Key Concepts in Philosophy is a series of concise, accessible and engaging introductions to the core ideas and subjects encountered in the study of philosophy. Specially written to meet the needs of students and those with an interest in, but little prior knowledge of, philosophy, these books open up fascinating, yet sometimes difficult ideas. The series builds to give a solid grounding in philosophy and each book is also ideal as a companion to further study. The philosophy of mind - inquiry into just what the mind is and the nature of its relationship to the body - is one of Western philosophy's focal points. This is a comprehensive, clear and authoritative guide to the subject's history, its key themes and concepts, and those philosophers who have most influenced it, aimed at students encountering the discipline for the first time. The text illustrates the importance of the concept of mind in defining what it is to be human; this unifies the discussion and analysis of specific topics. Having outlined the major traditional accounts of the nature of the mind in western philosophy, the book goes on to examine such important concepts as subjectivity, intentionality and behaviour.
The book also explores how far the concept of mind can be extended to animals and machines, such as computers and robots. Philosophy undergraduates will find this an invaluable aid to study, one that goes beyond simple definitions and summaries to really open up fascinating and important ideas and arguments.
Dr Bettina Schmidt is a cultural anthropologist and Senior Lecturer in Study of Religions at Bangor University, Wales. Dr Lucy Huskinson is Lecturer in the Philosophy of Religion at Bangor University, Wales.

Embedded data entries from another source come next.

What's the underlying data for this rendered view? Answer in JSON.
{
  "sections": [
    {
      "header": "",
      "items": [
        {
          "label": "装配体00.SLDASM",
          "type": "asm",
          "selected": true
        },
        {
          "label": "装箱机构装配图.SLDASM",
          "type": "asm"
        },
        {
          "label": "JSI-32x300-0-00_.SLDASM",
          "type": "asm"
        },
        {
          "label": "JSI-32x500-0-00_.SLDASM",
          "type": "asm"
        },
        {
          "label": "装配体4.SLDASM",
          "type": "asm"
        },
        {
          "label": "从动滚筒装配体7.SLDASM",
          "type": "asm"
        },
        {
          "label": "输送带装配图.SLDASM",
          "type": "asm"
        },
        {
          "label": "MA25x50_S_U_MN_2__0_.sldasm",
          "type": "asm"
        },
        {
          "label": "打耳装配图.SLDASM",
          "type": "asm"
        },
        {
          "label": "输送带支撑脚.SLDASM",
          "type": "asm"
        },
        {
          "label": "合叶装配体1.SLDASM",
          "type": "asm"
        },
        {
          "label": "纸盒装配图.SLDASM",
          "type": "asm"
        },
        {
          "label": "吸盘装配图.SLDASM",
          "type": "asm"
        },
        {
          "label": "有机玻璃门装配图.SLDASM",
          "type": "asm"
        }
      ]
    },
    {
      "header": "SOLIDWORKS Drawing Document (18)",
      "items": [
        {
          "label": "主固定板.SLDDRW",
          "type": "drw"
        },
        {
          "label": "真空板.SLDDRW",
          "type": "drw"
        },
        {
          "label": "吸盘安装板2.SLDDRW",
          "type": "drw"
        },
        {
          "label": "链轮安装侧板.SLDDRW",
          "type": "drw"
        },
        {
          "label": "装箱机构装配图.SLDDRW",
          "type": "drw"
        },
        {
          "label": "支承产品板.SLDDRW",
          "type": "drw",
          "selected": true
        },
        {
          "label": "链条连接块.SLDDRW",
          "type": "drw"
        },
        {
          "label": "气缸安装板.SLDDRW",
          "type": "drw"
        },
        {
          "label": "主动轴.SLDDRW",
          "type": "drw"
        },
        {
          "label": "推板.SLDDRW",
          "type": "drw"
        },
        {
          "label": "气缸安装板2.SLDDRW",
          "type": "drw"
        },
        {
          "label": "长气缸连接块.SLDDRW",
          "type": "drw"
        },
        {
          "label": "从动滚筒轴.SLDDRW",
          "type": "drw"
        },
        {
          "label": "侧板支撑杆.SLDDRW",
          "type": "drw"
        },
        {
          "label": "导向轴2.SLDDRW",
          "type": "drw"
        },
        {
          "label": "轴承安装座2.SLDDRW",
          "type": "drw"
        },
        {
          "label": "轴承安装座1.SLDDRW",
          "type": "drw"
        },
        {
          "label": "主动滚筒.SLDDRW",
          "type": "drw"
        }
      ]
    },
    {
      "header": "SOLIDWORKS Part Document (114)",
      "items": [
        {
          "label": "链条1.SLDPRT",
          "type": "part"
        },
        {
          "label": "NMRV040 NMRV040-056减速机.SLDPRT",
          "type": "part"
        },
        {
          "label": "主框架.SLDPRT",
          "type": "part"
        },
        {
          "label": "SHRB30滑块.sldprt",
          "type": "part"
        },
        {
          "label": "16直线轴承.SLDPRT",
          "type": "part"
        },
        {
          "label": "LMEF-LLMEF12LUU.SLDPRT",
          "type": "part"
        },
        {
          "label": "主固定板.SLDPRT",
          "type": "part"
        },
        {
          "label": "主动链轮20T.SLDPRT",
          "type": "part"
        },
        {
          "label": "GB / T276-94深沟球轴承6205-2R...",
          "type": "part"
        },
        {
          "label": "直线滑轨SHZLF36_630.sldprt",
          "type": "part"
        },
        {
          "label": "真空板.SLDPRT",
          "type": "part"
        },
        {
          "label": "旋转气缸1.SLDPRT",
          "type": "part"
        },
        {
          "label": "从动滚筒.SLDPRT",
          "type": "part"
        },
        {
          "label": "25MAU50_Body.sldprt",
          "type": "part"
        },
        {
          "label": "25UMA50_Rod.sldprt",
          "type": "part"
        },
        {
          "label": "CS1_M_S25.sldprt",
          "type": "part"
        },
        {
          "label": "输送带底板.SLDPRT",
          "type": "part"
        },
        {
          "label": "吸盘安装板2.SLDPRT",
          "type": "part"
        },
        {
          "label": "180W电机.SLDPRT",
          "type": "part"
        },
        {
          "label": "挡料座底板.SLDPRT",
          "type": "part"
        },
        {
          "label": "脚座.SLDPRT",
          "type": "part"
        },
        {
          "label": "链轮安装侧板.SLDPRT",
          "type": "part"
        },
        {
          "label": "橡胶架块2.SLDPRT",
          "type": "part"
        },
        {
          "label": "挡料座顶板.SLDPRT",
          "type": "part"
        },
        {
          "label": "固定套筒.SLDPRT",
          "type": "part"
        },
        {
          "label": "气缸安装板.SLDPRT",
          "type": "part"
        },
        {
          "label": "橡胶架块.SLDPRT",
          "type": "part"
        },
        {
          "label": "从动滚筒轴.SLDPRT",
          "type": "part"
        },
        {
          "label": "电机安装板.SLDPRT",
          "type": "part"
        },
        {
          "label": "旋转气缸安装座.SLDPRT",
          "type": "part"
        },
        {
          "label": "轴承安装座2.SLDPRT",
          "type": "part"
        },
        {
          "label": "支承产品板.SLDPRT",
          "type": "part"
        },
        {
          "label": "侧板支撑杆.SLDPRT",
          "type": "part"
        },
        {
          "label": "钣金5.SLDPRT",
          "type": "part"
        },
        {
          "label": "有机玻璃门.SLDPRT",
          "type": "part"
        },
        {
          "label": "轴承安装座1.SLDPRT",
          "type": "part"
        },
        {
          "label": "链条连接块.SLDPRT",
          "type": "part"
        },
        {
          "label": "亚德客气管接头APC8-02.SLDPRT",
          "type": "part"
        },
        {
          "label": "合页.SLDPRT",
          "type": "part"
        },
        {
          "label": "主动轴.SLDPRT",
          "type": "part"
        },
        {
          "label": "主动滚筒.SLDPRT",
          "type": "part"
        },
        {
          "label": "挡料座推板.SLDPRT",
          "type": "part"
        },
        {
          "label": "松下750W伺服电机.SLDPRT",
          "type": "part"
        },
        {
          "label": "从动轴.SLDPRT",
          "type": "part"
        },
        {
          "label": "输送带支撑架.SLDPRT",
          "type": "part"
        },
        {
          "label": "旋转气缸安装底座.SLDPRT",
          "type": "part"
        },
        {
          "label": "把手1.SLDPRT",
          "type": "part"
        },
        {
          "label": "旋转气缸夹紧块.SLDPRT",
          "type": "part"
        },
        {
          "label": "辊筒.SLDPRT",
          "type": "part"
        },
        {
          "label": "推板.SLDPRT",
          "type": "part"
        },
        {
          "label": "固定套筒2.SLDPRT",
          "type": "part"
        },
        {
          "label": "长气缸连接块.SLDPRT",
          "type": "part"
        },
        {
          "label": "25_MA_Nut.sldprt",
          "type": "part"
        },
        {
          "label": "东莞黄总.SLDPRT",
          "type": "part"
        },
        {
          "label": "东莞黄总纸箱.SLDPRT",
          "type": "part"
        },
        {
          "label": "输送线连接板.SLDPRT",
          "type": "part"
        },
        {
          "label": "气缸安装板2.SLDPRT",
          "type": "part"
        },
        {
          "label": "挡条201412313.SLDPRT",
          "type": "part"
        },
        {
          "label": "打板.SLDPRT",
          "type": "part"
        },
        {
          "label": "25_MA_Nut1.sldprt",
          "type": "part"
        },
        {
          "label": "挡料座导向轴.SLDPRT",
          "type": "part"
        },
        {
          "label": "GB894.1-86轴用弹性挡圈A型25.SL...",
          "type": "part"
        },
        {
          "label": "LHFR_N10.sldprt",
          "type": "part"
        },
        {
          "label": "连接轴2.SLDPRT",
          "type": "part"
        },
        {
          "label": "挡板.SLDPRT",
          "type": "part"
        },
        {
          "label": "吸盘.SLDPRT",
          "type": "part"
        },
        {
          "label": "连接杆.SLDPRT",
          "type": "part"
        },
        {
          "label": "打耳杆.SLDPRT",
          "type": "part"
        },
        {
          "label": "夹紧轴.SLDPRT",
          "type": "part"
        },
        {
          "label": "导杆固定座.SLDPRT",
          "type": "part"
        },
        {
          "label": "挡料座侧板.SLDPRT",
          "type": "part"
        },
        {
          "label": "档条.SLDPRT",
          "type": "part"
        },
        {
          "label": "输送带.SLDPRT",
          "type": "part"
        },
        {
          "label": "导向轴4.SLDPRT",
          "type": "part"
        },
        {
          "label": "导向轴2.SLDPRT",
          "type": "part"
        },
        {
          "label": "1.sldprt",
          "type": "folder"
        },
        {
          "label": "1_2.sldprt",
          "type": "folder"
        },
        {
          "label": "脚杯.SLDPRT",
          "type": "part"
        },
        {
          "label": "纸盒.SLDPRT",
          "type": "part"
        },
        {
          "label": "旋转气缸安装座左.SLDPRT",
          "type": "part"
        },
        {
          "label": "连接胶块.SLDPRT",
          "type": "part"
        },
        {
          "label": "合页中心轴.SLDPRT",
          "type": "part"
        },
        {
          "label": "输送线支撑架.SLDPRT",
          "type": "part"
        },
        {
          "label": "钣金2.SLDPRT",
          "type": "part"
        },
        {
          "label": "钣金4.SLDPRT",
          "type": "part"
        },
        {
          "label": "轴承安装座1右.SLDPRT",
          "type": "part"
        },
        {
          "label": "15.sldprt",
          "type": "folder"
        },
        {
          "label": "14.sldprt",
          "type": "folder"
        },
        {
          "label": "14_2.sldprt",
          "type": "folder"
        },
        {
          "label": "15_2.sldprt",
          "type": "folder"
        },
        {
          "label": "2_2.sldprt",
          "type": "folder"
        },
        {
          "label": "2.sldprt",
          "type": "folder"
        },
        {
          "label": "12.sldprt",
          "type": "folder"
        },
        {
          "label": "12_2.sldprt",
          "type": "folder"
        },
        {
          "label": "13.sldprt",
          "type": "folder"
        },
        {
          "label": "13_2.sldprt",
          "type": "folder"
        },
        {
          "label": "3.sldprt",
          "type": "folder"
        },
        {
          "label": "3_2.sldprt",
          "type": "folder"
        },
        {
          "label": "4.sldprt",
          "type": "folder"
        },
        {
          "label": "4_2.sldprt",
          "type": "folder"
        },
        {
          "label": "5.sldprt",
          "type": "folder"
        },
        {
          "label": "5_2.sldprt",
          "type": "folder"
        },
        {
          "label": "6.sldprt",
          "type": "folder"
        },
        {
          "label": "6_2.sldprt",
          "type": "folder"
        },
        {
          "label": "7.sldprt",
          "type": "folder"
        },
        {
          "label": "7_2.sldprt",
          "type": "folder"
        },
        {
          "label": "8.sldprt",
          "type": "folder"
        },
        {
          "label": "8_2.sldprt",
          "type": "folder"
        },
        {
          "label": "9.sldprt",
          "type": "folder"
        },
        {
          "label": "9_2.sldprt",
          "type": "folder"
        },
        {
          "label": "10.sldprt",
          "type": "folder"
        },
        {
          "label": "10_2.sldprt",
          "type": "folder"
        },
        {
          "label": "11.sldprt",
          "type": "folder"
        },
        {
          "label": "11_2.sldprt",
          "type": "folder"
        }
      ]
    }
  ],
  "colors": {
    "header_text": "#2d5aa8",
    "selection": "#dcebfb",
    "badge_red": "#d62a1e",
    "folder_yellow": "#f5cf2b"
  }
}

Release date Australia
March 24th, 2010
Edited by Bettina Schmidt
Edited by Lucy Huskinson